First we heard of the yellow vests protests in France, a populist movement from the working middle class who took to the streets to vent their frustrations on economic issues. Now we have the black shirts protests in Hong Kong, going now more than 13 weeks. Again, another populist movement coming from the middle class ranks. It kinds of remind one of a third populist movement - in the US during the last election cycle, except that in their instance, instead of bullets, the protagonists used the ballot.
One outstanding thing is how the HK movement has been able to galvanize the citizenry to gather in very large numbers even with a very loose organization whose leaders are not even clearly known. It gathered at one point 1.7 million people on very short notice, almost a fourth of the total population of the island of about 7 million people. Tech-savvy residents have created their own networks for communications and dissemination. Thus we hear buzz words like mesh networks or Telegram, etc.
How could anyone ignore the numbers? And more importantly how could one not realize the stakes involved?
Among them are:
In the world of finance, HK is the third most important global financial hub, behind only London and the US. It cannot afford to be destabilized for long, without deleterious repercussions worldwide. The tense rumblings are definitely undermining this pivotal role in this Asian locale where English is a primary language.

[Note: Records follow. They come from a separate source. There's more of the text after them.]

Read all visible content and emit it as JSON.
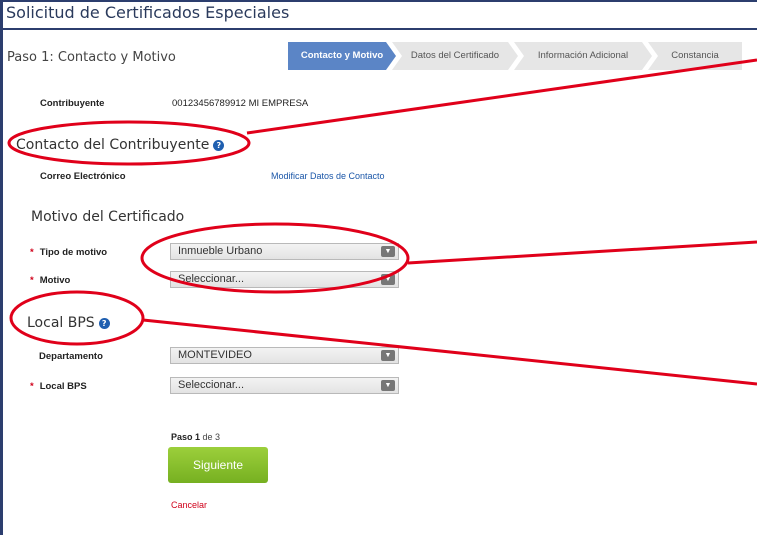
{
  "window": {
    "title": "Solicitud de Certificados Especiales"
  },
  "step_title": "Paso 1: Contacto y Motivo",
  "stepper": [
    {
      "label": "Contacto y Motivo",
      "active": true
    },
    {
      "label": "Datos del Certificado",
      "active": false
    },
    {
      "label": "Información Adicional",
      "active": false
    },
    {
      "label": "Constancia",
      "active": false
    }
  ],
  "contribuyente": {
    "label": "Contribuyente",
    "value": "00123456789912 MI EMPRESA"
  },
  "contacto": {
    "heading": "Contacto del Contribuyente",
    "email_label": "Correo Electrónico",
    "modify_link": "Modificar Datos de Contacto"
  },
  "motivo": {
    "heading": "Motivo del Certificado",
    "tipo_label": "Tipo de motivo",
    "tipo_value": "Inmueble Urbano",
    "motivo_label": "Motivo",
    "motivo_value": "Seleccionar..."
  },
  "local": {
    "heading": "Local BPS",
    "depto_label": "Departamento",
    "depto_value": "MONTEVIDEO",
    "local_label": "Local BPS",
    "local_value": "Seleccionar..."
  },
  "pager": {
    "prefix": "Paso ",
    "current": "1",
    "suffix": " de 3"
  },
  "buttons": {
    "next": "Siguiente",
    "cancel": "Cancelar"
  },
  "colors": {
    "accent": "#5b85c6",
    "success": "#76b021",
    "annotation": "#e0001a",
    "link": "#1a56a8"
  }
}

It is an inevitability that in 2047, HK will truly be molded as part of Mainland China, as per agreement reached in 1997, and it will be ruled by the Communist government like any other part of China. Once done, HK will lose its financial prominence because the major Western powers will never allow itself to trust in China. But why should HK be any different from any Chinese city?
But first a little trivia. Before the ascendency of China as a looming world power, the Communist government had eyed HK with great avarice because HK’s economy or GDP then was comparatively huge compared to that of China. But in the meantime China’s many big cities blossomed and became modernized and prosperous amidst a riotous economy that was burgeoning to the point that now, HK’s GDP contribution would not mean that much, maybe representing only 10 or 15% of China’s total.
But the bigger problem is HK itself. HK became unique HK because of the uncanny combination of the Chinese people’s intrepid nature and their entrepreneurship genius mixed with the vaunted British Common Law. That inimitable combination produced HK, and we know this would become untenable once HK becomes part of the Communist regime of China. Rule of law as known in the West will be alien then, and the HK generations weaned on this cannot survive.
Even with just this, one can easily grasp the mammoth dilemma that HK truly finds itself.